_Problem_:
Search the records below for the word "USDJPY" and show every line where it occurs.
Material for the task START
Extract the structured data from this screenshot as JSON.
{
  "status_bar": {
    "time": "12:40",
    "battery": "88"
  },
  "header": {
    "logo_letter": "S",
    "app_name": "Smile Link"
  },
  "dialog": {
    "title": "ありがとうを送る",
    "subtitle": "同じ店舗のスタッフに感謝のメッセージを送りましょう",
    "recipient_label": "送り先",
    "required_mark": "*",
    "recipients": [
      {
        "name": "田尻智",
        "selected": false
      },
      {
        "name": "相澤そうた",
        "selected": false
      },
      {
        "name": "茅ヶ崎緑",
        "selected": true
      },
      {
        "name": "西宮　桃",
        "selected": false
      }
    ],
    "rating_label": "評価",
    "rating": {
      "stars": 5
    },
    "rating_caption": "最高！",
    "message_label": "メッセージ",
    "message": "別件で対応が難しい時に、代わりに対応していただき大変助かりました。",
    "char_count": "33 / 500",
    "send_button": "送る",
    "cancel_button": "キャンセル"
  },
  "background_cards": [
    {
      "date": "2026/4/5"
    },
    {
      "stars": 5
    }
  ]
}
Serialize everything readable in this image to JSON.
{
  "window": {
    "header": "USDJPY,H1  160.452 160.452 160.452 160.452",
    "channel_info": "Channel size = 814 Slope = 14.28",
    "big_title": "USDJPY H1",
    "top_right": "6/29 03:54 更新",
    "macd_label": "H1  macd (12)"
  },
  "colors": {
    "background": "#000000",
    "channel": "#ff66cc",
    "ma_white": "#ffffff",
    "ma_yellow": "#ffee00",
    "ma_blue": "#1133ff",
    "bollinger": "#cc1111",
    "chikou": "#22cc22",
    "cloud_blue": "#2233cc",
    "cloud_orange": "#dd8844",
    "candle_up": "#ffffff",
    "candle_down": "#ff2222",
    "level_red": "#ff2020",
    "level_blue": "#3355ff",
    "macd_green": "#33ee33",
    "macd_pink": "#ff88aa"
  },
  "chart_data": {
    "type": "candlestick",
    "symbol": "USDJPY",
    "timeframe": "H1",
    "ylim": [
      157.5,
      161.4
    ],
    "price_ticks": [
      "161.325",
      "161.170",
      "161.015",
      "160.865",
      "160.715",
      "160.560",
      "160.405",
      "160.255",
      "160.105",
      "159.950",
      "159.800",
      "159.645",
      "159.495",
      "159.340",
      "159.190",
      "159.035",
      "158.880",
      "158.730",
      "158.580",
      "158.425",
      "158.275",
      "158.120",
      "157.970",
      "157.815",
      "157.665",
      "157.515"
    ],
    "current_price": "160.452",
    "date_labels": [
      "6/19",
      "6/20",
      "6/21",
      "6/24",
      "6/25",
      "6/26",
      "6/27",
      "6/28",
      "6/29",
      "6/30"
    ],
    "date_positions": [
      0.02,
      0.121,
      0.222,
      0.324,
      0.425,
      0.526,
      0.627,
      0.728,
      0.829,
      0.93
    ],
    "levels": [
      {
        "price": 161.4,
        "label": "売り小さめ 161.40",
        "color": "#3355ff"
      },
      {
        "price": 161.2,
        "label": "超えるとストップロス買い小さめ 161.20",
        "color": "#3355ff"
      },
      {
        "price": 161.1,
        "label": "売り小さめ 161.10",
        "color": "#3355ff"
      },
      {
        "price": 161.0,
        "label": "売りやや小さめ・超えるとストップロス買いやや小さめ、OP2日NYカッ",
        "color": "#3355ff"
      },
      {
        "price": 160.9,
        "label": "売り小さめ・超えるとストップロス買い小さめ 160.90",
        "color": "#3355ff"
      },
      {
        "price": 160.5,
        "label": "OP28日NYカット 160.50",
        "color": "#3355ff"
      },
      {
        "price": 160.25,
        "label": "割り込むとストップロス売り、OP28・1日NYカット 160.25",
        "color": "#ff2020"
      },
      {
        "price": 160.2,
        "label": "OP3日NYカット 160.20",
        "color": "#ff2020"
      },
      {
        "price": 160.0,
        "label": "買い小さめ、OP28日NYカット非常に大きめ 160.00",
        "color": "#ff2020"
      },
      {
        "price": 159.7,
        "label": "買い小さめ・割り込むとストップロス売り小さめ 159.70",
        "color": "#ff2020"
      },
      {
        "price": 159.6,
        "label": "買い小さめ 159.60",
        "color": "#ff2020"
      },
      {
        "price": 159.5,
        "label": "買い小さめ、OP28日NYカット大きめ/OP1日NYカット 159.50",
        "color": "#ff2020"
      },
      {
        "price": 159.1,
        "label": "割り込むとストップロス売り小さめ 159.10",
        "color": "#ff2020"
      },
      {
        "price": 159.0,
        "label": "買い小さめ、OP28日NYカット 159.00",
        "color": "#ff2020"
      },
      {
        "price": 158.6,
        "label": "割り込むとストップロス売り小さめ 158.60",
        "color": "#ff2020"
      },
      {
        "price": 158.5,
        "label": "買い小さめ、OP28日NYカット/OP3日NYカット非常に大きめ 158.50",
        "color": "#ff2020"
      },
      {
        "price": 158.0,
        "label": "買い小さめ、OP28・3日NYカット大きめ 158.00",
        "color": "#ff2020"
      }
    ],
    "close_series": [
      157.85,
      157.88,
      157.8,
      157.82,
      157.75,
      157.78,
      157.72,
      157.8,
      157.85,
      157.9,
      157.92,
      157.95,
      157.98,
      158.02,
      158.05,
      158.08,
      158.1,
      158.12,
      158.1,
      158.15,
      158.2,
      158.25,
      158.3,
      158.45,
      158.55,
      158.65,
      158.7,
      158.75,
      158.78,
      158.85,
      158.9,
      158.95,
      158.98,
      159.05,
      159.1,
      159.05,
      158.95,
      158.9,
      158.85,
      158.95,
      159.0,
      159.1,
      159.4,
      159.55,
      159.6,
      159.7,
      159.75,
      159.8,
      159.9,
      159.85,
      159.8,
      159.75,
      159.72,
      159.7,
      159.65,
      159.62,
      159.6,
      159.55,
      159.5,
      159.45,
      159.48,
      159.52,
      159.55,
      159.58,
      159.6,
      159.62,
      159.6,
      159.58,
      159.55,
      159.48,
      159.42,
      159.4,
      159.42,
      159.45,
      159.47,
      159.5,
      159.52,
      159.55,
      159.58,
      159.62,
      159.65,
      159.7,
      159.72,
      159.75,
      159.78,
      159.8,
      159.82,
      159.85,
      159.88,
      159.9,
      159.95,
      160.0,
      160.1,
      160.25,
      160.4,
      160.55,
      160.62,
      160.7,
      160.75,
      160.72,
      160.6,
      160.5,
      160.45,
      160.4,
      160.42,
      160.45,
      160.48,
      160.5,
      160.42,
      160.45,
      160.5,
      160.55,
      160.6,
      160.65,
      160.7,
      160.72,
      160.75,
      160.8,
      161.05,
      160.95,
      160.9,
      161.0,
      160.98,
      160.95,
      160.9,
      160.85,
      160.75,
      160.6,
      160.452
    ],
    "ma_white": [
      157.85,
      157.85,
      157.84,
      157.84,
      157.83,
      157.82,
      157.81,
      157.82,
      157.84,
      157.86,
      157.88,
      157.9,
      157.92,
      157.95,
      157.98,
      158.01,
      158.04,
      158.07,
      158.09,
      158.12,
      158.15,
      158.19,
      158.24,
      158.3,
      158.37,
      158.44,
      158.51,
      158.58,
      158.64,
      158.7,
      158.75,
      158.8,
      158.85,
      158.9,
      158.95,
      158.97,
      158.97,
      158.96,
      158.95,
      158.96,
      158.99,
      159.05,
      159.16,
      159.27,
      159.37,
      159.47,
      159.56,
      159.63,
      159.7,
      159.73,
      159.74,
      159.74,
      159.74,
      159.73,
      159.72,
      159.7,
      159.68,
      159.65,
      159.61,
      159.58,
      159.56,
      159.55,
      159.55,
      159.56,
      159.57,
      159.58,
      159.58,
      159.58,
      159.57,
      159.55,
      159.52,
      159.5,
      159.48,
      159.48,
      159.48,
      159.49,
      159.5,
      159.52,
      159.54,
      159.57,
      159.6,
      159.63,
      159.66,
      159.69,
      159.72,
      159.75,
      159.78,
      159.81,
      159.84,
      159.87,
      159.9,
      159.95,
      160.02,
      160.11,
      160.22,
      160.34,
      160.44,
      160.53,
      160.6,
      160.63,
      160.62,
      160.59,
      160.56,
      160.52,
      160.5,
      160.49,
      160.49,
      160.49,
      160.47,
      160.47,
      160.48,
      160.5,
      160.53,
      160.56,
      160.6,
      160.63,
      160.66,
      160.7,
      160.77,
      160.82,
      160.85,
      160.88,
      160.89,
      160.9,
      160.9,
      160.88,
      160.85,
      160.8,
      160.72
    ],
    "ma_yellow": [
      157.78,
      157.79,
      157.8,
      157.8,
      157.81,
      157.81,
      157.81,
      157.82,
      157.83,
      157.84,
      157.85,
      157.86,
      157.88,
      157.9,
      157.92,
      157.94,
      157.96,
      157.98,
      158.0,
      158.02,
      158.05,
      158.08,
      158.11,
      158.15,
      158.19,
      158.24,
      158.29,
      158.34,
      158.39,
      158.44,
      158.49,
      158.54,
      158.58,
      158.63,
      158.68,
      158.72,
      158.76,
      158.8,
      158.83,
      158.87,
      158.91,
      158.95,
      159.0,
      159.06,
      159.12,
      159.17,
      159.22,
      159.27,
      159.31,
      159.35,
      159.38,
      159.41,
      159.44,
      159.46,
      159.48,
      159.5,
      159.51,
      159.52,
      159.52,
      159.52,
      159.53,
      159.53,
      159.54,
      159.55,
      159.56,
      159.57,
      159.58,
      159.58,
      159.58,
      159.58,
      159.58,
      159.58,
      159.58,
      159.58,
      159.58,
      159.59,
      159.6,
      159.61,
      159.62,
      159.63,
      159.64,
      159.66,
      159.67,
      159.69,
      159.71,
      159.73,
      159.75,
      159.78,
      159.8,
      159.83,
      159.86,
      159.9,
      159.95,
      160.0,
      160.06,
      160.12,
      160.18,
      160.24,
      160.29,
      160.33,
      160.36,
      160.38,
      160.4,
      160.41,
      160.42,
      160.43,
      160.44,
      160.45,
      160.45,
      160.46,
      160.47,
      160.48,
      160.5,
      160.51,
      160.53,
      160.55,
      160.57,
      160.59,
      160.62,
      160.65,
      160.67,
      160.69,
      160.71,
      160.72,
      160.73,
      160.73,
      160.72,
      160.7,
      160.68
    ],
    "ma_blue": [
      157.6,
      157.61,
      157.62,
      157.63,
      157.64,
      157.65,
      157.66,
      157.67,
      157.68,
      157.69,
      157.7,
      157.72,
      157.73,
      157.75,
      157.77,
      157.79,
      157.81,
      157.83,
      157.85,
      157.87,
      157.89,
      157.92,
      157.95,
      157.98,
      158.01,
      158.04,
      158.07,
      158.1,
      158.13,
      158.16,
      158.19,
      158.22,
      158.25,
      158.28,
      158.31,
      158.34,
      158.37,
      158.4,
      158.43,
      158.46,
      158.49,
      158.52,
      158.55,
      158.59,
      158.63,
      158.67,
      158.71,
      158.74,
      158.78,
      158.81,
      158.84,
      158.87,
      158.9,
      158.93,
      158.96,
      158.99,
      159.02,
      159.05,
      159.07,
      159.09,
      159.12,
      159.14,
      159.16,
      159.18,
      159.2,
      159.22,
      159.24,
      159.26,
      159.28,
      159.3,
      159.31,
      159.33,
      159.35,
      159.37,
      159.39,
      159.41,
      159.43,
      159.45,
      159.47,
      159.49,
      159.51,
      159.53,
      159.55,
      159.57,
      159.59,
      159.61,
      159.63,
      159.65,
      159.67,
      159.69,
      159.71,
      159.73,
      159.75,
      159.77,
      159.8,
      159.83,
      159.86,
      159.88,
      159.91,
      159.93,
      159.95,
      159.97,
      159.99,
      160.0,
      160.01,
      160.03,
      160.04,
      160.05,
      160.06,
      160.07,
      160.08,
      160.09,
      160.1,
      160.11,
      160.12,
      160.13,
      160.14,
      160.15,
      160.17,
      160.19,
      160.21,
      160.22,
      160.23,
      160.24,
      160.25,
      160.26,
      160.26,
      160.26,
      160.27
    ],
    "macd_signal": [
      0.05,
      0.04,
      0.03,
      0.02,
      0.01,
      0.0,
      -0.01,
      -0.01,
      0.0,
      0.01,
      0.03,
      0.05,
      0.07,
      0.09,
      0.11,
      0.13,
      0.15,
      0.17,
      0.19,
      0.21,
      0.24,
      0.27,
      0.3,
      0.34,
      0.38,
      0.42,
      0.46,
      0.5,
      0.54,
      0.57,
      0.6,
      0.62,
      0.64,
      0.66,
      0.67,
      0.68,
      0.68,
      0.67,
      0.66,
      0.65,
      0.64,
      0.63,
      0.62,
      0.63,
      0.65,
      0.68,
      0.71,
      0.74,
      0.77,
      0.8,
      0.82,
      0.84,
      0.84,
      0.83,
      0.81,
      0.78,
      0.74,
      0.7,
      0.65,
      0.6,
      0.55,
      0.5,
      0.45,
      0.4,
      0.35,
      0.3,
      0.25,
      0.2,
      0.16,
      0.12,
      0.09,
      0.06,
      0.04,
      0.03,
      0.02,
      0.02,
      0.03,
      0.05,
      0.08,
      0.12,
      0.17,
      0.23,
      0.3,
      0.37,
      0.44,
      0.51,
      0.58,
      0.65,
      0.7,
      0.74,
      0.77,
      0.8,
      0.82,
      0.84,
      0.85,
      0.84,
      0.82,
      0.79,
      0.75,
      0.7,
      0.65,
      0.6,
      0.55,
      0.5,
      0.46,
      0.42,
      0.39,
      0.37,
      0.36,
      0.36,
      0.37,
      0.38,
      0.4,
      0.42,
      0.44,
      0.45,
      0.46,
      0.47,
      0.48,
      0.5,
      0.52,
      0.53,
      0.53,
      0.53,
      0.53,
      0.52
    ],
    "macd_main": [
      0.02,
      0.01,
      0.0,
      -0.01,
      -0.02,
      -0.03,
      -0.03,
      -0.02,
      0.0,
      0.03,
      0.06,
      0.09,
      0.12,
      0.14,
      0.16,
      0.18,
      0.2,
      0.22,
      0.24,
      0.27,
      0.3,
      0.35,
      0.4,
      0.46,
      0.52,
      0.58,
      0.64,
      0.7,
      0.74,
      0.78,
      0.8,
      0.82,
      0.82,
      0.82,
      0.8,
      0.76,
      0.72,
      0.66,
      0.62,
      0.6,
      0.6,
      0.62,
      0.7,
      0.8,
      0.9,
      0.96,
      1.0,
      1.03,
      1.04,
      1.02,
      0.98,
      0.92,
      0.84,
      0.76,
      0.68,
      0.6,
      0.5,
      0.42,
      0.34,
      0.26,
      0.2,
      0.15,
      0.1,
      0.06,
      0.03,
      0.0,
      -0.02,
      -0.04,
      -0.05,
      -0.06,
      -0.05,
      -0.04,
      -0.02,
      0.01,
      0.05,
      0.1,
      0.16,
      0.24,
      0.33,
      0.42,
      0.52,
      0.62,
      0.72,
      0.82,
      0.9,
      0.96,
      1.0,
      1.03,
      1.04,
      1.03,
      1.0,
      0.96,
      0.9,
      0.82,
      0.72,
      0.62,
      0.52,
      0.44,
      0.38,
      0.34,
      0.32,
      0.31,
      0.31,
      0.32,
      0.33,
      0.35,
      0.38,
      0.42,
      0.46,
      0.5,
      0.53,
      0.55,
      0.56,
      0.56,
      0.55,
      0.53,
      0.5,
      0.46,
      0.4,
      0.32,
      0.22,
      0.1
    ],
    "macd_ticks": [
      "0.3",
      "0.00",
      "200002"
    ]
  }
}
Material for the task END
_Output_:
    "header": "USDJPY,H1  160.452 160.452 160.452 160.452",
    "big_title": "USDJPY H1",
    "symbol": "USDJPY",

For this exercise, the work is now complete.